§ What the task asks:
Each entry is to be retyped exactly as it appears. Leave the images out.
[[ Extracted records open ]]
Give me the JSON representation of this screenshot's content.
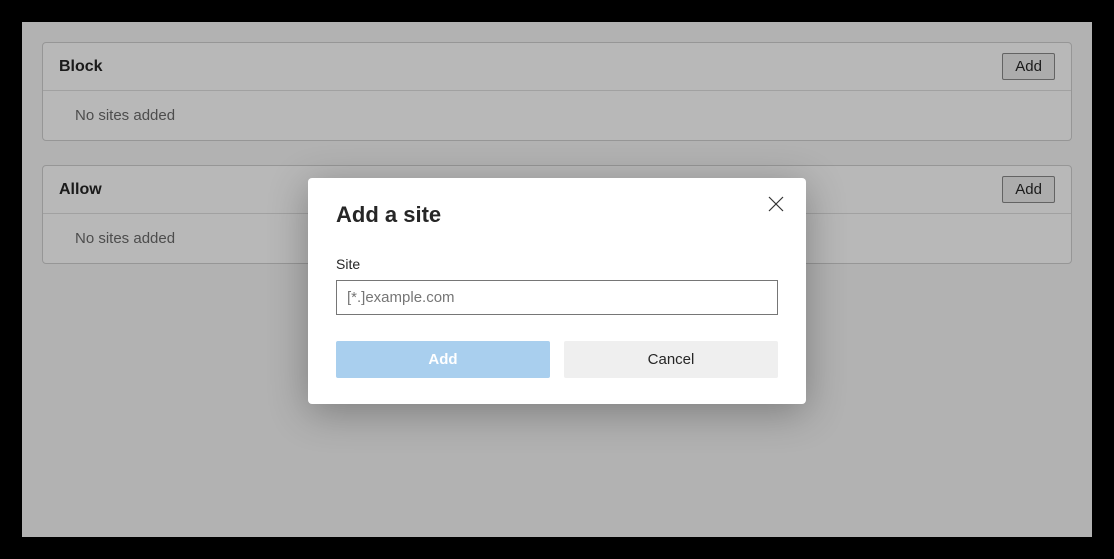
{
  "sections": {
    "block": {
      "title": "Block",
      "add_label": "Add",
      "empty_text": "No sites added"
    },
    "allow": {
      "title": "Allow",
      "add_label": "Add",
      "empty_text": "No sites added"
    }
  },
  "dialog": {
    "title": "Add a site",
    "field_label": "Site",
    "input_value": "",
    "input_placeholder": "[*.]example.com",
    "add_label": "Add",
    "cancel_label": "Cancel"
  }
}
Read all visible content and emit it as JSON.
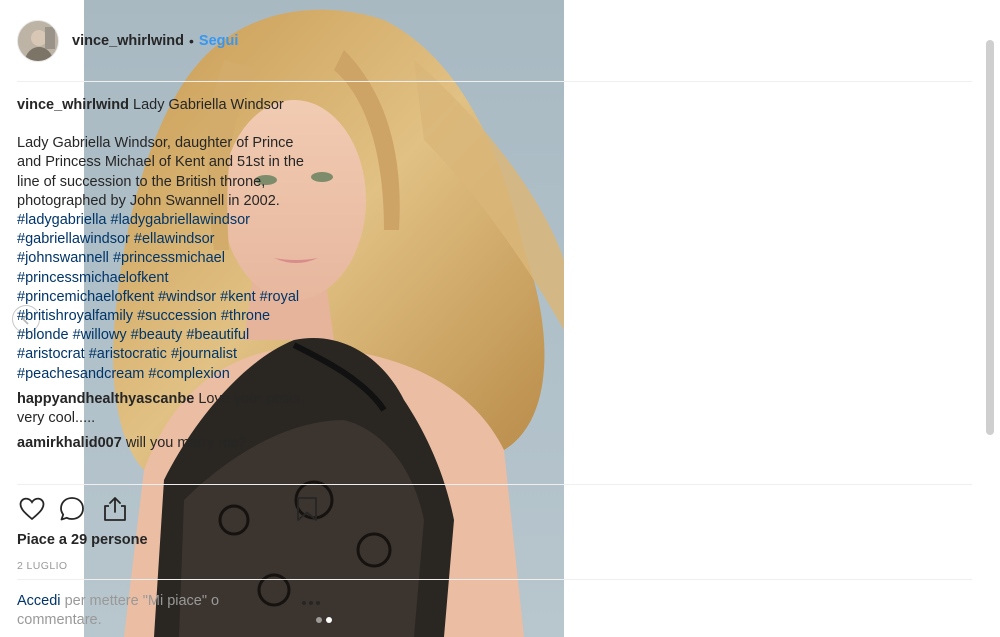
{
  "post": {
    "username": "vince_whirlwind",
    "separator": "•",
    "follow_label": "Segui",
    "caption_title": "Lady Gabriella Windsor",
    "caption_body": "Lady Gabriella Windsor, daughter of Prince and Princess Michael of Kent and 51st in the line of succession to the British throne, photographed by John Swannell in 2002.",
    "hashtags": [
      "#ladygabriella",
      "#ladygabriellawindsor",
      "#gabriellawindsor",
      "#ellawindsor",
      "#johnswannell",
      "#princessmichael",
      "#princessmichaelofkent",
      "#princemichaelofkent",
      "#windsor",
      "#kent",
      "#royal",
      "#britishroyalfamily",
      "#succession",
      "#throne",
      "#blonde",
      "#willowy",
      "#beauty",
      "#beautiful",
      "#aristocrat",
      "#aristocratic",
      "#journalist",
      "#peachesandcream",
      "#complexion"
    ],
    "comments": [
      {
        "user": "happyandhealthyascanbe",
        "text": "Love your posts, very cool....."
      },
      {
        "user": "aamirkhalid007",
        "text": "will you marry me?"
      }
    ],
    "likes_text": "Piace a 29 persone",
    "date": "2 LUGLIO",
    "login_link": "Accedi",
    "login_text": "per mettere \"Mi piace\" o commentare."
  },
  "carousel": {
    "total": 2,
    "current": 2
  },
  "icons": {
    "prev": "chevron-left-icon",
    "like": "heart-icon",
    "comment": "comment-bubble-icon",
    "share": "share-icon",
    "save": "bookmark-icon",
    "more": "more-options-icon"
  },
  "colors": {
    "link_blue": "#3897f0",
    "hashtag": "#003569",
    "muted": "#999999",
    "text": "#262626"
  }
}
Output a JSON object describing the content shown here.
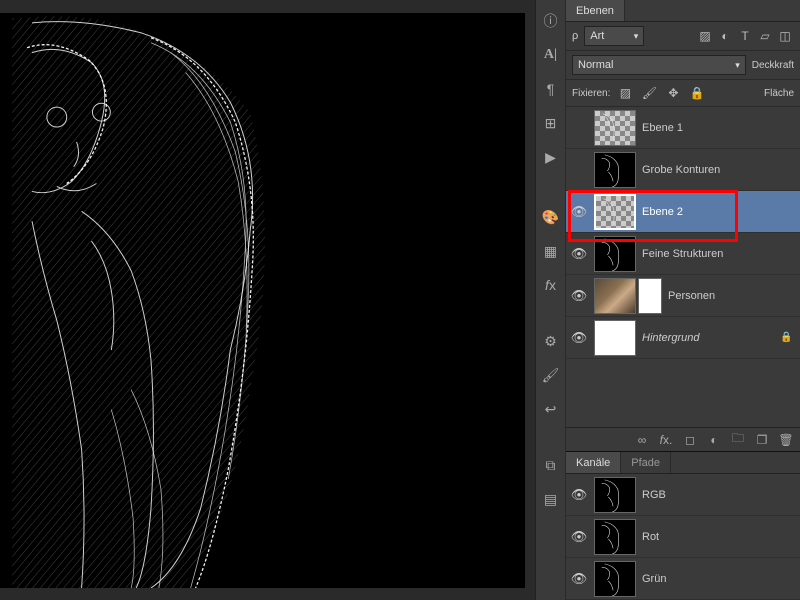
{
  "panel": {
    "tabs": {
      "layers": "Ebenen",
      "channels": "Kanäle",
      "paths": "Pfade"
    },
    "kind_label": "Art",
    "blend_mode": "Normal",
    "opacity_label": "Deckkraft",
    "lock_label": "Fixieren:",
    "fill_label": "Fläche"
  },
  "layers": [
    {
      "name": "Ebene 1",
      "visible": false,
      "selected": false,
      "italic": false,
      "thumb": "checker-strip"
    },
    {
      "name": "Grobe Konturen",
      "visible": false,
      "selected": false,
      "italic": false,
      "thumb": "edge"
    },
    {
      "name": "Ebene 2",
      "visible": true,
      "selected": true,
      "italic": false,
      "thumb": "checker-strip",
      "highlight": true
    },
    {
      "name": "Feine Strukturen",
      "visible": true,
      "selected": false,
      "italic": false,
      "thumb": "edge"
    },
    {
      "name": "Personen",
      "visible": true,
      "selected": false,
      "italic": false,
      "thumb": "photo",
      "mask": true
    },
    {
      "name": "Hintergrund",
      "visible": true,
      "selected": false,
      "italic": true,
      "thumb": "white",
      "locked": true
    }
  ],
  "channels": [
    {
      "name": "RGB",
      "visible": true
    },
    {
      "name": "Rot",
      "visible": true
    },
    {
      "name": "Grün",
      "visible": true
    }
  ],
  "footer_icons": [
    "link",
    "fx",
    "mask",
    "adjust",
    "folder",
    "new",
    "trash"
  ]
}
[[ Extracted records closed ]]
§ Solved problem:
Give me the JSON representation of this screenshot's content.
{
  "sections": {
    "block": {
      "title": "Block",
      "add_label": "Add",
      "empty_text": "No sites added"
    },
    "allow": {
      "title": "Allow",
      "add_label": "Add",
      "empty_text": "No sites added"
    }
  },
  "dialog": {
    "title": "Add a site",
    "field_label": "Site",
    "input_value": "",
    "input_placeholder": "[*.]example.com",
    "add_label": "Add",
    "cancel_label": "Cancel"
  }
}
Read all visible content and emit it as JSON.
{
  "post": {
    "username": "vince_whirlwind",
    "separator": "•",
    "follow_label": "Segui",
    "caption_title": "Lady Gabriella Windsor",
    "caption_body": "Lady Gabriella Windsor, daughter of Prince and Princess Michael of Kent and 51st in the line of succession to the British throne, photographed by John Swannell in 2002.",
    "hashtags": [
      "#ladygabriella",
      "#ladygabriellawindsor",
      "#gabriellawindsor",
      "#ellawindsor",
      "#johnswannell",
      "#princessmichael",
      "#princessmichaelofkent",
      "#princemichaelofkent",
      "#windsor",
      "#kent",
      "#royal",
      "#britishroyalfamily",
      "#succession",
      "#throne",
      "#blonde",
      "#willowy",
      "#beauty",
      "#beautiful",
      "#aristocrat",
      "#aristocratic",
      "#journalist",
      "#peachesandcream",
      "#complexion"
    ],
    "comments": [
      {
        "user": "happyandhealthyascanbe",
        "text": "Love your posts, very cool....."
      },
      {
        "user": "aamirkhalid007",
        "text": "will you marry me?"
      }
    ],
    "likes_text": "Piace a 29 persone",
    "date": "2 LUGLIO",
    "login_link": "Accedi",
    "login_text": "per mettere \"Mi piace\" o commentare."
  },
  "carousel": {
    "total": 2,
    "current": 2
  },
  "icons": {
    "prev": "chevron-left-icon",
    "like": "heart-icon",
    "comment": "comment-bubble-icon",
    "share": "share-icon",
    "save": "bookmark-icon",
    "more": "more-options-icon"
  },
  "colors": {
    "link_blue": "#3897f0",
    "hashtag": "#003569",
    "muted": "#999999",
    "text": "#262626"
  }
}
Output a JSON object describing the content shown here.
{
  "panel": {
    "tabs": {
      "layers": "Ebenen",
      "channels": "Kanäle",
      "paths": "Pfade"
    },
    "kind_label": "Art",
    "blend_mode": "Normal",
    "opacity_label": "Deckkraft",
    "lock_label": "Fixieren:",
    "fill_label": "Fläche"
  },
  "layers": [
    {
      "name": "Ebene 1",
      "visible": false,
      "selected": false,
      "italic": false,
      "thumb": "checker-strip"
    },
    {
      "name": "Grobe Konturen",
      "visible": false,
      "selected": false,
      "italic": false,
      "thumb": "edge"
    },
    {
      "name": "Ebene 2",
      "visible": true,
      "selected": true,
      "italic": false,
      "thumb": "checker-strip",
      "highlight": true
    },
    {
      "name": "Feine Strukturen",
      "visible": true,
      "selected": false,
      "italic": false,
      "thumb": "edge"
    },
    {
      "name": "Personen",
      "visible": true,
      "selected": false,
      "italic": false,
      "thumb": "photo",
      "mask": true
    },
    {
      "name": "Hintergrund",
      "visible": true,
      "selected": false,
      "italic": true,
      "thumb": "white",
      "locked": true
    }
  ],
  "channels": [
    {
      "name": "RGB",
      "visible": true
    },
    {
      "name": "Rot",
      "visible": true
    },
    {
      "name": "Grün",
      "visible": true
    }
  ],
  "footer_icons": [
    "link",
    "fx",
    "mask",
    "adjust",
    "folder",
    "new",
    "trash"
  ]
}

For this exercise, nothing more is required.